Currency weakness has led to the reduction in value of sales for many consumer- products companies. Consumer-products giant Colgate-Palmolive (NYSE:CL) has resorted to raising prices to deal with the declining value of sales from abroad.

Colgate-Palmolive's first-quarter sales rose, but charges related to Venezuela's exchange rate caused earnings to decline 16%. All of the company's operating divisions contributed to the period's organic sales growth of 6.5%, and emerging markets led in growth with a 10% increase in sales. In February, Colgate-Palmolive estimated that exchange rate losses related to Venezuela's currency valued foreign investments could be between $180 million and $200 million.

The company reported for the first quarter of fiscal 2014 $388 million in profit, or $0.42 per share. This amount was down 16% from the $460 million, or $0.48 per share, earned in the first quarter of 2013. Per-share earnings totaled $0.68 when excluding after-tax costs related to implementing growth and efficiency programs and a sale of land in Mexico.

During the first quarter of 2014, foreign exchange transaction costs were part of the company's higher raw- and packaging-material costs reported in the period. In this period, Colgate-Palmolive declared an after-tax charge of $174 million, or $0.19 per share. In an effort to improve sales, the company is adding new products or relaunching current ones, like its Science Diet pet food line.

First-quarter net sales were up 0.2% to $4.33 billion, and with price increases of 1.5%, worldwide unit volume rose 5%. Gross margin increased by 0.1% to 58.4% and selling, general, and administrative expenses rose 0.5%. The earnings outlook expected for fiscal 2014 includes strong gross margin expansion and organic sales growth; diluted earnings per share on a dollar basis are estimated to grow between 4% and 5%.

How are volatile foreign currencies impacting competitors?
During 2013, the devaluation of several emerging market currencies caused Colgate-Palmolive rival Unilever (NYSE:UN) to consider price increases in markets such as Argentina and Russia to compensate for the weakness in these currencies. Volatile foreign currencies in emerging markets led to downward pressure of 8.9% on its 2014 first-quarter's sales growth. The company is also dealing with low consumer demand in North America and especially Europe, where economic conditions are difficult.

Unilever's investments for the future growth of its product line include increased spending on its brands and marketing, growing its number of worldwide outlets, and more sustainable sourcing of nearly 50% of its products. The company is confident that its strategy is delivering consistent growth, and, as a result, increased its dividends by 6%. For the remainder of 2014, Unilever anticipates volume growth, an improvement in the operating margin, and a strong cash balance.
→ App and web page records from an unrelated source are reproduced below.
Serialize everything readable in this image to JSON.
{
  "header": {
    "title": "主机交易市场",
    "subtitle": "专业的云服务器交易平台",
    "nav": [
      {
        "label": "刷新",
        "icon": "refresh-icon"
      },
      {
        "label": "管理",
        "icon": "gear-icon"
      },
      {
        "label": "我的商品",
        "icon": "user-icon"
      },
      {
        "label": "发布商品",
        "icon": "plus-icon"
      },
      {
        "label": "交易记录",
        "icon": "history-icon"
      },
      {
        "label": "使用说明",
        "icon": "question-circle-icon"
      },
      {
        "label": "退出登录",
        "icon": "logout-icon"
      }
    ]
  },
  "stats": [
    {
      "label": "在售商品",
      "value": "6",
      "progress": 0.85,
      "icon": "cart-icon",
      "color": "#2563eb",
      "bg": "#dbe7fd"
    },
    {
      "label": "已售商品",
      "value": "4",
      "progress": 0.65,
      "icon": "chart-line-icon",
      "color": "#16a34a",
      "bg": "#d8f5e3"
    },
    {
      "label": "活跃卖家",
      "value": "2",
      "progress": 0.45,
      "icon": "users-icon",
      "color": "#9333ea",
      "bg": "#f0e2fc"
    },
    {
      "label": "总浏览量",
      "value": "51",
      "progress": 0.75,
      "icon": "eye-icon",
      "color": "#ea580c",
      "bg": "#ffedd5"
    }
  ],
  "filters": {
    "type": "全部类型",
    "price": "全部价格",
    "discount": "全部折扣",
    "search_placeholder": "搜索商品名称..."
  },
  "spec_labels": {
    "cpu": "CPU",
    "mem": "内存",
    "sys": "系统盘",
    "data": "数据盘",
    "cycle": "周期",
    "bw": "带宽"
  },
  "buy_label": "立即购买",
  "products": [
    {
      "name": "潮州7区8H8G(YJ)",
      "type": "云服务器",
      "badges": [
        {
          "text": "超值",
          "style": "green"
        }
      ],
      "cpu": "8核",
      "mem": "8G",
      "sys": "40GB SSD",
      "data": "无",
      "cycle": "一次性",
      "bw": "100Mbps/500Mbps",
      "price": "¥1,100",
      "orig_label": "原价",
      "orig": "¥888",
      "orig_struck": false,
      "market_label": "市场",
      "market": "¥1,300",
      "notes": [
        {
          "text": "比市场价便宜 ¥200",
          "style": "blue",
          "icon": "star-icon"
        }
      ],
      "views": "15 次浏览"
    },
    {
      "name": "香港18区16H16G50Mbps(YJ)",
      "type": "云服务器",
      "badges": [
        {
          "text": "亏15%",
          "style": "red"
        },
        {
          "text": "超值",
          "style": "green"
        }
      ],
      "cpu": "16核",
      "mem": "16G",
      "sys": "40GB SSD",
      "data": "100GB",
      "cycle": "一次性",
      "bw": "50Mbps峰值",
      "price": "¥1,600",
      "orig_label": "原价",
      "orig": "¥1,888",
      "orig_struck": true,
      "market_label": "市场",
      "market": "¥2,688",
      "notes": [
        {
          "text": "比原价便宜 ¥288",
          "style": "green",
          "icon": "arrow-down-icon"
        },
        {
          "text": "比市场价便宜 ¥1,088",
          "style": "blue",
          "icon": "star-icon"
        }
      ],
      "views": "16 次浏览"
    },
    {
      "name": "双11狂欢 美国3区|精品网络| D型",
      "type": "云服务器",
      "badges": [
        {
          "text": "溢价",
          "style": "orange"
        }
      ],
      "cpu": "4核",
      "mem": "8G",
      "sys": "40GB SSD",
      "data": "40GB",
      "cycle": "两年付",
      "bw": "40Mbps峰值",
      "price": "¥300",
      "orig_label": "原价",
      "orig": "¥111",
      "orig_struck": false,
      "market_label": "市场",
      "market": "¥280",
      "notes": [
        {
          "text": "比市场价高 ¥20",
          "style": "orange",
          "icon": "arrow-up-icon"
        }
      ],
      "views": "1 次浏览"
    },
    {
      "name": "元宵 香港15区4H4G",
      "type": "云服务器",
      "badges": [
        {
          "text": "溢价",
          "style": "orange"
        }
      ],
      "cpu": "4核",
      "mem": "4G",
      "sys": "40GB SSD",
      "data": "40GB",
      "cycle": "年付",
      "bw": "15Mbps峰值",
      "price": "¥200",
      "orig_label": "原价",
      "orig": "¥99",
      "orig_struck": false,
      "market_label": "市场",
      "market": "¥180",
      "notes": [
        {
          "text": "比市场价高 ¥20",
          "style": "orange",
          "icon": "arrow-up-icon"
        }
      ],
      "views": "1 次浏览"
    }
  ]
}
Another rival, Kimberly Clark (NYSE:KMB), is also managing currency headwinds that negatively affected its EPS by $0.15. The company reported organic sales growth of 4% and cost savings of $80 million in its first quarter of 2014. The company supported its shares during the first quarter by investing in growth-related capital spending, paying dividends, and buying back shares. Also during the quarter, Kimberly Clark continued its spinoff of its health care segment. The company will seek board approval in May, and the unit's spinoff is expected to be complete no later than the fourth quarter of 2014.

Kimberly Clark's margins grew during the quarter: adjusted gross margin rose 10 basis points year on year to 34.7%, and operating margin grew by 20 basis points year on year to 16.2%. The company estimates full-year sales growth of 3% to 5%, and adjusted EPS of between $6 and $6.20.

My Foolish conclusion
Shares of Colgate-Palmolive closed up 2.4% a day after the company reported first-quarter results; Unilever and Kimberly Clark shares were down after their earnings reports, despite earnings being in line with market expectations. Investors interested in adding these shares to their portfolio are advised to wait for more reasonable share values.

Current shareholders should watch for continued higher prices on these brands to compensate for the volatility in the foreign exchange markets -- this could jeopardize future growth. Investing in efficiency improvements should help to limit price increases and help these companies manage the challenges of operating in international markets.

Eileen Rojas has no position in any stocks mentioned. The Motley Fool recommends Kimberly Clark. Try any of our Foolish newsletter services free for 30 days. We Fools may not all hold the same opinions, but we all believe that considering a diverse range of insights makes us better investors. The Motley Fool has a disclosure policy.